::: Task data :::

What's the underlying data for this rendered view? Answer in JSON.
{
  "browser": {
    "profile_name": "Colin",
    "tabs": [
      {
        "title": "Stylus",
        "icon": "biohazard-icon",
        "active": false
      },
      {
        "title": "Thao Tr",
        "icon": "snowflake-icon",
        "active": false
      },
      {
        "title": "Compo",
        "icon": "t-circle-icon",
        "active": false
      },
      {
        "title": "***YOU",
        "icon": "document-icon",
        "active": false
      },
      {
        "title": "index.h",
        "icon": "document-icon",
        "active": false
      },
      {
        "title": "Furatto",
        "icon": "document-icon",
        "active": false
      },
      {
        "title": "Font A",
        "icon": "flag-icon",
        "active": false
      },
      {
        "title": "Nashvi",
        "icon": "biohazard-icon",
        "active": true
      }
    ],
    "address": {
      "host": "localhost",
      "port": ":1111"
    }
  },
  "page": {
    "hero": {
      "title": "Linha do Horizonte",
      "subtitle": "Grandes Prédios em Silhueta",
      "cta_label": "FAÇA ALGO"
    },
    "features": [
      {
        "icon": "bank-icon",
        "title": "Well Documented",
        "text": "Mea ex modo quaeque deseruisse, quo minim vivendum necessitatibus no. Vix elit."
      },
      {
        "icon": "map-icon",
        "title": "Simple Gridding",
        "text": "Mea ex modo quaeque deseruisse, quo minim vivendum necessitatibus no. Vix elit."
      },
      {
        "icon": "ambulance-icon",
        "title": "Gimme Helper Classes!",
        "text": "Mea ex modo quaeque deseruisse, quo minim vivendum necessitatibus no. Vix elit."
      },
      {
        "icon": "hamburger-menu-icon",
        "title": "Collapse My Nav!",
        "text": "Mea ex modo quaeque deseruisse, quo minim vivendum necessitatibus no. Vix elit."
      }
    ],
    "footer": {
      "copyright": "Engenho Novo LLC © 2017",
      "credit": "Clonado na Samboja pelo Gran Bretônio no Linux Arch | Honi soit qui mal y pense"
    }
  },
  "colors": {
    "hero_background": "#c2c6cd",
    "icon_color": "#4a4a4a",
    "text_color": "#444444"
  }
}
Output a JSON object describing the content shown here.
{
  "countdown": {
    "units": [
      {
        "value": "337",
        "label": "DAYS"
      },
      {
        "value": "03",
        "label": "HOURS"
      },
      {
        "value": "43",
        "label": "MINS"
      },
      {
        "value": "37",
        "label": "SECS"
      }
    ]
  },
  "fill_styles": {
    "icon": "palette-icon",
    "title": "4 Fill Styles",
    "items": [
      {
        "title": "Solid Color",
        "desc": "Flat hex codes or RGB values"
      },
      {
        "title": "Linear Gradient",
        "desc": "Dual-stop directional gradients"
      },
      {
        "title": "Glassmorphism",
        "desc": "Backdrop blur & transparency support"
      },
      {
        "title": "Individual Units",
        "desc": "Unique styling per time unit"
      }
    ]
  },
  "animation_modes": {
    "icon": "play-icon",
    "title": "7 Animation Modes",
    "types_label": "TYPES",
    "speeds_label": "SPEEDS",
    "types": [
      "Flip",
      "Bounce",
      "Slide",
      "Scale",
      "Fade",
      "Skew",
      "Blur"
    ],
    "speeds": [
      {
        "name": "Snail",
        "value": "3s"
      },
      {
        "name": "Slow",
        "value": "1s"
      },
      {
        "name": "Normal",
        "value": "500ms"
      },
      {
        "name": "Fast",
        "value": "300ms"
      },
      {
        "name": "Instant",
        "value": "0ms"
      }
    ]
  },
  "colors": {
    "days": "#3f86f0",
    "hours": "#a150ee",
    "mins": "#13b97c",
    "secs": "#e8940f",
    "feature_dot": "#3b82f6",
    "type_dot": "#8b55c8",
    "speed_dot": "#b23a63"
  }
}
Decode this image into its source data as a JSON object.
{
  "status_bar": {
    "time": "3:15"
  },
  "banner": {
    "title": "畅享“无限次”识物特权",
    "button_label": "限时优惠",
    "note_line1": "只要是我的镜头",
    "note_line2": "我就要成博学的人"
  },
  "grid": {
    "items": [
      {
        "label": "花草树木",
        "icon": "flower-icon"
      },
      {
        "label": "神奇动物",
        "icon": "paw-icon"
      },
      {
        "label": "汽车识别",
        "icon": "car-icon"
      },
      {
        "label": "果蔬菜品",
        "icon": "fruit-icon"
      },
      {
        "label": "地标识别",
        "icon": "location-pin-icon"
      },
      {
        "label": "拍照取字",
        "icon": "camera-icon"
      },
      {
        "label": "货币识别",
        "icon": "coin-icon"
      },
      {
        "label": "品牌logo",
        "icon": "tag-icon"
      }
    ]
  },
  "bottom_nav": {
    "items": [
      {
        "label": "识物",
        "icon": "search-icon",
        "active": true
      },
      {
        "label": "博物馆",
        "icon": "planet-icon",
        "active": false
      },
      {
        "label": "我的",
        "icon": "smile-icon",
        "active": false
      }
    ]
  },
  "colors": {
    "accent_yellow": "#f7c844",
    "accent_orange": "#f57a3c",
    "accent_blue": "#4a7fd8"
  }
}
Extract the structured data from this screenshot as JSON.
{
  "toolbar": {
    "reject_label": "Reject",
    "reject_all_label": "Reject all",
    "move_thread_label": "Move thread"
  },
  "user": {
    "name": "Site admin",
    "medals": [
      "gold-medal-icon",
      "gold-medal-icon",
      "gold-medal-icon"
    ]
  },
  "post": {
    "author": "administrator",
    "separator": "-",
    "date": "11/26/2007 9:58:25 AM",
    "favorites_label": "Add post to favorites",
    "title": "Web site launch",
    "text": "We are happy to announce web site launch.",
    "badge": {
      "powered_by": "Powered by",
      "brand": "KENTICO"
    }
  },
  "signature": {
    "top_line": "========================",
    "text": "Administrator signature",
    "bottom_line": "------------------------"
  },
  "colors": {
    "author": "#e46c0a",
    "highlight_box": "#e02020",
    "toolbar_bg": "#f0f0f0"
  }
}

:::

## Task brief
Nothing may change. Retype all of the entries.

## Solution for this exercise
What's the underlying data for this rendered view? Answer in JSON.
{
  "browser": {
    "profile_name": "Colin",
    "tabs": [
      {
        "title": "Stylus",
        "icon": "biohazard-icon",
        "active": false
      },
      {
        "title": "Thao Tr",
        "icon": "snowflake-icon",
        "active": false
      },
      {
        "title": "Compo",
        "icon": "t-circle-icon",
        "active": false
      },
      {
        "title": "***YOU",
        "icon": "document-icon",
        "active": false
      },
      {
        "title": "index.h",
        "icon": "document-icon",
        "active": false
      },
      {
        "title": "Furatto",
        "icon": "document-icon",
        "active": false
      },
      {
        "title": "Font A",
        "icon": "flag-icon",
        "active": false
      },
      {
        "title": "Nashvi",
        "icon": "biohazard-icon",
        "active": true
      }
    ],
    "address": {
      "host": "localhost",
      "port": ":1111"
    }
  },
  "page": {
    "hero": {
      "title": "Linha do Horizonte",
      "subtitle": "Grandes Prédios em Silhueta",
      "cta_label": "FAÇA ALGO"
    },
    "features": [
      {
        "icon": "bank-icon",
        "title": "Well Documented",
        "text": "Mea ex modo quaeque deseruisse, quo minim vivendum necessitatibus no. Vix elit."
      },
      {
        "icon": "map-icon",
        "title": "Simple Gridding",
        "text": "Mea ex modo quaeque deseruisse, quo minim vivendum necessitatibus no. Vix elit."
      },
      {
        "icon": "ambulance-icon",
        "title": "Gimme Helper Classes!",
        "text": "Mea ex modo quaeque deseruisse, quo minim vivendum necessitatibus no. Vix elit."
      },
      {
        "icon": "hamburger-menu-icon",
        "title": "Collapse My Nav!",
        "text": "Mea ex modo quaeque deseruisse, quo minim vivendum necessitatibus no. Vix elit."
      }
    ],
    "footer": {
      "copyright": "Engenho Novo LLC © 2017",
      "credit": "Clonado na Samboja pelo Gran Bretônio no Linux Arch | Honi soit qui mal y pense"
    }
  },
  "colors": {
    "hero_background": "#c2c6cd",
    "icon_color": "#4a4a4a",
    "text_color": "#444444"
  }
}
Output a JSON object describing the content shown here.
{
  "countdown": {
    "units": [
      {
        "value": "337",
        "label": "DAYS"
      },
      {
        "value": "03",
        "label": "HOURS"
      },
      {
        "value": "43",
        "label": "MINS"
      },
      {
        "value": "37",
        "label": "SECS"
      }
    ]
  },
  "fill_styles": {
    "icon": "palette-icon",
    "title": "4 Fill Styles",
    "items": [
      {
        "title": "Solid Color",
        "desc": "Flat hex codes or RGB values"
      },
      {
        "title": "Linear Gradient",
        "desc": "Dual-stop directional gradients"
      },
      {
        "title": "Glassmorphism",
        "desc": "Backdrop blur & transparency support"
      },
      {
        "title": "Individual Units",
        "desc": "Unique styling per time unit"
      }
    ]
  },
  "animation_modes": {
    "icon": "play-icon",
    "title": "7 Animation Modes",
    "types_label": "TYPES",
    "speeds_label": "SPEEDS",
    "types": [
      "Flip",
      "Bounce",
      "Slide",
      "Scale",
      "Fade",
      "Skew",
      "Blur"
    ],
    "speeds": [
      {
        "name": "Snail",
        "value": "3s"
      },
      {
        "name": "Slow",
        "value": "1s"
      },
      {
        "name": "Normal",
        "value": "500ms"
      },
      {
        "name": "Fast",
        "value": "300ms"
      },
      {
        "name": "Instant",
        "value": "0ms"
      }
    ]
  },
  "colors": {
    "days": "#3f86f0",
    "hours": "#a150ee",
    "mins": "#13b97c",
    "secs": "#e8940f",
    "feature_dot": "#3b82f6",
    "type_dot": "#8b55c8",
    "speed_dot": "#b23a63"
  }
}
Decode this image into its source data as a JSON object.
{
  "status_bar": {
    "time": "3:15"
  },
  "banner": {
    "title": "畅享“无限次”识物特权",
    "button_label": "限时优惠",
    "note_line1": "只要是我的镜头",
    "note_line2": "我就要成博学的人"
  },
  "grid": {
    "items": [
      {
        "label": "花草树木",
        "icon": "flower-icon"
      },
      {
        "label": "神奇动物",
        "icon": "paw-icon"
      },
      {
        "label": "汽车识别",
        "icon": "car-icon"
      },
      {
        "label": "果蔬菜品",
        "icon": "fruit-icon"
      },
      {
        "label": "地标识别",
        "icon": "location-pin-icon"
      },
      {
        "label": "拍照取字",
        "icon": "camera-icon"
      },
      {
        "label": "货币识别",
        "icon": "coin-icon"
      },
      {
        "label": "品牌logo",
        "icon": "tag-icon"
      }
    ]
  },
  "bottom_nav": {
    "items": [
      {
        "label": "识物",
        "icon": "search-icon",
        "active": true
      },
      {
        "label": "博物馆",
        "icon": "planet-icon",
        "active": false
      },
      {
        "label": "我的",
        "icon": "smile-icon",
        "active": false
      }
    ]
  },
  "colors": {
    "accent_yellow": "#f7c844",
    "accent_orange": "#f57a3c",
    "accent_blue": "#4a7fd8"
  }
}
Extract the structured data from this screenshot as JSON.
{
  "toolbar": {
    "reject_label": "Reject",
    "reject_all_label": "Reject all",
    "move_thread_label": "Move thread"
  },
  "user": {
    "name": "Site admin",
    "medals": [
      "gold-medal-icon",
      "gold-medal-icon",
      "gold-medal-icon"
    ]
  },
  "post": {
    "author": "administrator",
    "separator": "-",
    "date": "11/26/2007 9:58:25 AM",
    "favorites_label": "Add post to favorites",
    "title": "Web site launch",
    "text": "We are happy to announce web site launch.",
    "badge": {
      "powered_by": "Powered by",
      "brand": "KENTICO"
    }
  },
  "signature": {
    "top_line": "========================",
    "text": "Administrator signature",
    "bottom_line": "------------------------"
  },
  "colors": {
    "author": "#e46c0a",
    "highlight_box": "#e02020",
    "toolbar_bg": "#f0f0f0"
  }
}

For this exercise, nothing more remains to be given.